Excluding every picture, print exactly the lines from the one containing "Give me the" through the end of the material below, both ends included.

:: PROVIDED MATERIAL ::
══════

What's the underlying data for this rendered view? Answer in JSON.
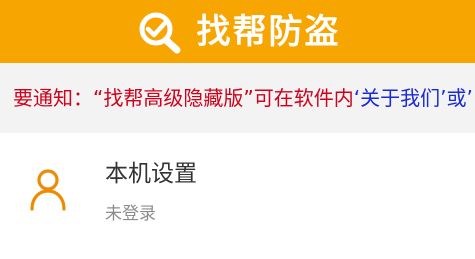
{
  "header": {
    "title": "找帮防盗",
    "logo_icon": "magnifier-check-icon",
    "background": "#F7A500"
  },
  "notice": {
    "prefix": "要通知：",
    "quote_part": "“找帮高级隐藏版”可在软件内",
    "blue_part": "‘关于我们’或’",
    "colors": {
      "red": "#D0021B",
      "blue": "#1A2BD6"
    }
  },
  "profile": {
    "avatar_icon": "user-icon",
    "title": "本机设置",
    "subtitle": "未登录",
    "accent": "#F08A00"
  }
}
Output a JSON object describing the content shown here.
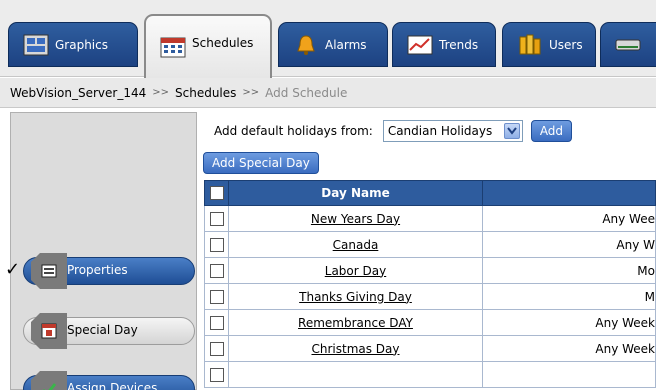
{
  "tabs": [
    {
      "label": "Graphics",
      "icon": "graphics-icon"
    },
    {
      "label": "Schedules",
      "icon": "calendar-icon",
      "active": true
    },
    {
      "label": "Alarms",
      "icon": "bell-icon"
    },
    {
      "label": "Trends",
      "icon": "trend-chart-icon"
    },
    {
      "label": "Users",
      "icon": "users-icon"
    },
    {
      "label": "",
      "icon": "server-icon"
    }
  ],
  "breadcrumb": {
    "server": "WebVision_Server_144",
    "separator": ">>",
    "section": "Schedules",
    "current": "Add Schedule"
  },
  "sidebar": {
    "items": [
      {
        "label": "Properties",
        "icon": "properties-icon",
        "active": true,
        "checked": true
      },
      {
        "label": "Special Day",
        "icon": "special-day-icon",
        "active": false
      },
      {
        "label": "Assign Devices",
        "icon": "assign-devices-icon",
        "active": true
      }
    ]
  },
  "holidays": {
    "label": "Add default holidays from:",
    "selected": "Candian Holidays",
    "add_button": "Add"
  },
  "special_day_button": "Add Special Day",
  "table": {
    "header": "Day Name",
    "rows": [
      {
        "name": "New Years Day",
        "day": "Any Wee"
      },
      {
        "name": "Canada",
        "day": "Any W"
      },
      {
        "name": "Labor Day",
        "day": "Mo"
      },
      {
        "name": "Thanks Giving Day",
        "day": "M"
      },
      {
        "name": "Remembrance DAY",
        "day": "Any Week"
      },
      {
        "name": "Christmas Day",
        "day": "Any Week"
      }
    ]
  },
  "colors": {
    "tab_blue": "#1d4282",
    "header_blue": "#2e5c9e",
    "button_blue": "#3a6cc0"
  }
}
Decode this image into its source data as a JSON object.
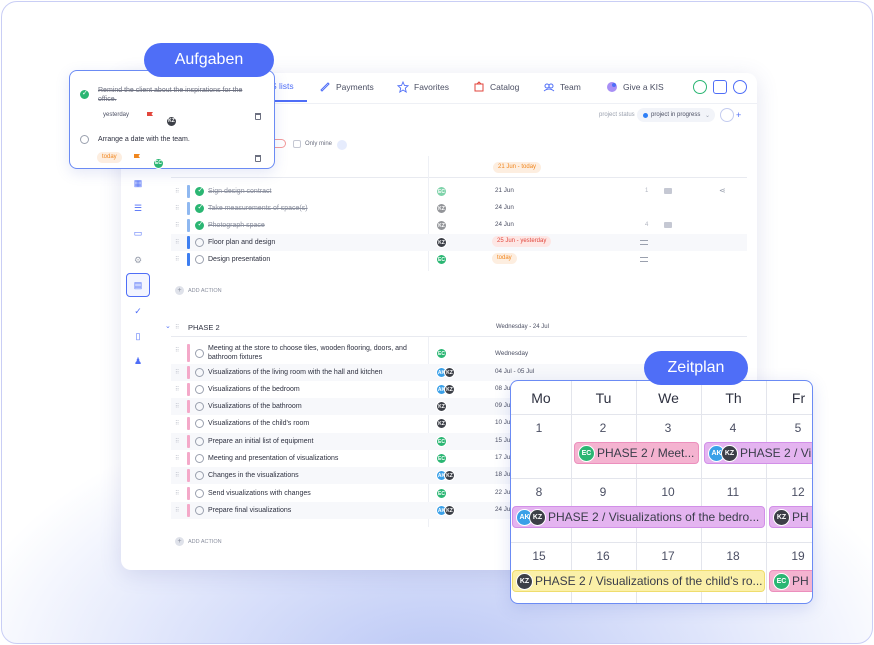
{
  "nav": {
    "items": [
      {
        "label": "S lists",
        "icon": "list-icon"
      },
      {
        "label": "Payments",
        "icon": "payments-icon"
      },
      {
        "label": "Favorites",
        "icon": "star-icon"
      },
      {
        "label": "Catalog",
        "icon": "catalog-icon"
      },
      {
        "label": "Team",
        "icon": "team-icon"
      },
      {
        "label": "Give a KIS",
        "icon": "kis-icon"
      }
    ]
  },
  "project": {
    "status_label": "project status",
    "status_value": "project in progress"
  },
  "filters": {
    "only_mine": "Only mine"
  },
  "phase1": {
    "header_date": "21 Jun - today",
    "rows": [
      {
        "title": "Sign design contract",
        "done": true,
        "avatars": [
          "EC"
        ],
        "date": "21 Jun",
        "bar": "#8fb8f0"
      },
      {
        "title": "Take measurements of space(s)",
        "done": true,
        "avatars": [
          "KZ"
        ],
        "date": "24 Jun",
        "bar": "#8fb8f0"
      },
      {
        "title": "Photograph space",
        "done": true,
        "avatars": [
          "KZ"
        ],
        "date": "24 Jun",
        "bar": "#8fb8f0"
      },
      {
        "title": "Floor plan and design",
        "done": false,
        "avatars": [
          "KZ"
        ],
        "date": "25 Jun - yesterday",
        "bar": "#3d7ef0"
      },
      {
        "title": "Design presentation",
        "done": false,
        "avatars": [
          "EC"
        ],
        "date": "today",
        "bar": "#3d7ef0"
      }
    ],
    "comment_counts": [
      "1",
      "4"
    ],
    "add_action": "ADD ACTION"
  },
  "phase2": {
    "name": "PHASE 2",
    "date": "Wednesday - 24 Jul",
    "rows": [
      {
        "title": "Meeting at the store to choose tiles, wooden flooring, doors, and bathroom fixtures",
        "avatars": [
          "EC"
        ],
        "date": "Wednesday"
      },
      {
        "title": "Visualizations of the living room with the hall and kitchen",
        "avatars": [
          "AK",
          "KZ"
        ],
        "date": "04 Jul - 05 Jul"
      },
      {
        "title": "Visualizations of the bedroom",
        "avatars": [
          "AK",
          "KZ"
        ],
        "date": "08 Ju"
      },
      {
        "title": "Visualizations of the bathroom",
        "avatars": [
          "KZ"
        ],
        "date": "09 Ju"
      },
      {
        "title": "Visualizations of the child's room",
        "avatars": [
          "KZ"
        ],
        "date": "10 Ju"
      },
      {
        "title": "Prepare an initial list of equipment",
        "avatars": [
          "EC"
        ],
        "date": "15 Ju"
      },
      {
        "title": "Meeting and presentation of visualizations",
        "avatars": [
          "EC"
        ],
        "date": "17 Ju"
      },
      {
        "title": "Changes in the visualizations",
        "avatars": [
          "AK",
          "KZ"
        ],
        "date": "18 Ju"
      },
      {
        "title": "Send visualizations with changes",
        "avatars": [
          "EC"
        ],
        "date": "22 Ju"
      },
      {
        "title": "Prepare final visualizations",
        "avatars": [
          "AK",
          "KZ"
        ],
        "date": "24 Ju"
      }
    ],
    "add_action": "ADD ACTION"
  },
  "tasks_panel": {
    "title": "Aufgaben",
    "tasks": [
      {
        "text": "Remind the client about the inspirations for the office.",
        "done": true,
        "due": "yesterday",
        "avatar": "KZ",
        "flag_color": "#e2463c"
      },
      {
        "text": "Arrange a date with the team.",
        "done": false,
        "due": "today",
        "avatar": "EC",
        "flag_color": "#f0861e"
      }
    ]
  },
  "calendar": {
    "title": "Zeitplan",
    "days": [
      "Mo",
      "Tu",
      "We",
      "Th",
      "Fr"
    ],
    "weeks": [
      [
        "1",
        "2",
        "3",
        "4",
        "5"
      ],
      [
        "8",
        "9",
        "10",
        "11",
        "12"
      ],
      [
        "15",
        "16",
        "17",
        "18",
        "19"
      ]
    ],
    "events": [
      {
        "label": "PHASE 2 / Meet...",
        "avatars": [
          "EC"
        ],
        "color": "pink"
      },
      {
        "label": "PHASE 2 / Vi",
        "avatars": [
          "AK",
          "KZ"
        ],
        "color": "purple"
      },
      {
        "label": "PHASE 2 / Visualizations of the bedro...",
        "avatars": [
          "AK",
          "KZ"
        ],
        "color": "purple"
      },
      {
        "label": "PH",
        "avatars": [
          "KZ"
        ],
        "color": "purple"
      },
      {
        "label": "PHASE 2 / Visualizations of the child's ro...",
        "avatars": [
          "KZ"
        ],
        "color": "yellow"
      },
      {
        "label": "PH",
        "avatars": [
          "EC"
        ],
        "color": "pink"
      }
    ]
  },
  "avatars": {
    "EC": "EC",
    "KZ": "KZ",
    "AK": "AK"
  }
}
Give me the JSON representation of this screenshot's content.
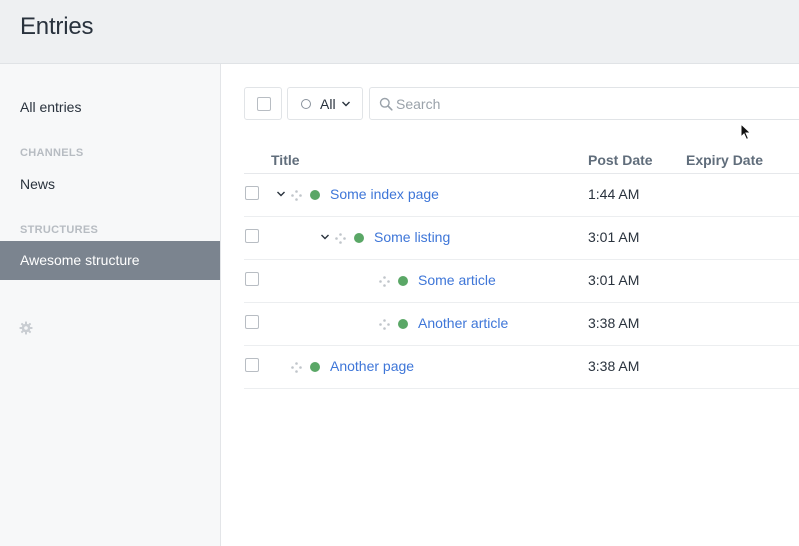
{
  "header": {
    "title": "Entries"
  },
  "sidebar": {
    "all_entries": "All entries",
    "channels_heading": "CHANNELS",
    "news": "News",
    "structures_heading": "STRUCTURES",
    "awesome_structure": "Awesome structure",
    "settings_icon": "gear-icon"
  },
  "toolbar": {
    "status_label": "All",
    "search_placeholder": "Search"
  },
  "table": {
    "headers": {
      "title": "Title",
      "post_date": "Post Date",
      "expiry_date": "Expiry Date"
    },
    "rows": [
      {
        "title": "Some index page",
        "post_date": "1:44 AM",
        "status_color": "#5aa766"
      },
      {
        "title": "Some listing",
        "post_date": "3:01 AM",
        "status_color": "#5aa766"
      },
      {
        "title": "Some article",
        "post_date": "3:01 AM",
        "status_color": "#5aa766"
      },
      {
        "title": "Another article",
        "post_date": "3:38 AM",
        "status_color": "#5aa766"
      },
      {
        "title": "Another page",
        "post_date": "3:38 AM",
        "status_color": "#5aa766"
      }
    ]
  },
  "colors": {
    "accent": "#3e76d8",
    "active_sidebar": "#7b848f",
    "live_status": "#5aa766"
  }
}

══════

:: RESPONSE AREA ::
Give me the JSON representation of this screenshot's content.
{
  "header": {
    "title": "Entries"
  },
  "sidebar": {
    "all_entries": "All entries",
    "channels_heading": "CHANNELS",
    "news": "News",
    "structures_heading": "STRUCTURES",
    "awesome_structure": "Awesome structure",
    "settings_icon": "gear-icon"
  },
  "toolbar": {
    "status_label": "All",
    "search_placeholder": "Search"
  },
  "table": {
    "headers": {
      "title": "Title",
      "post_date": "Post Date",
      "expiry_date": "Expiry Date"
    },
    "rows": [
      {
        "title": "Some index page",
        "post_date": "1:44 AM",
        "status_color": "#5aa766"
      },
      {
        "title": "Some listing",
        "post_date": "3:01 AM",
        "status_color": "#5aa766"
      },
      {
        "title": "Some article",
        "post_date": "3:01 AM",
        "status_color": "#5aa766"
      },
      {
        "title": "Another article",
        "post_date": "3:38 AM",
        "status_color": "#5aa766"
      },
      {
        "title": "Another page",
        "post_date": "3:38 AM",
        "status_color": "#5aa766"
      }
    ]
  },
  "colors": {
    "accent": "#3e76d8",
    "active_sidebar": "#7b848f",
    "live_status": "#5aa766"
  }
}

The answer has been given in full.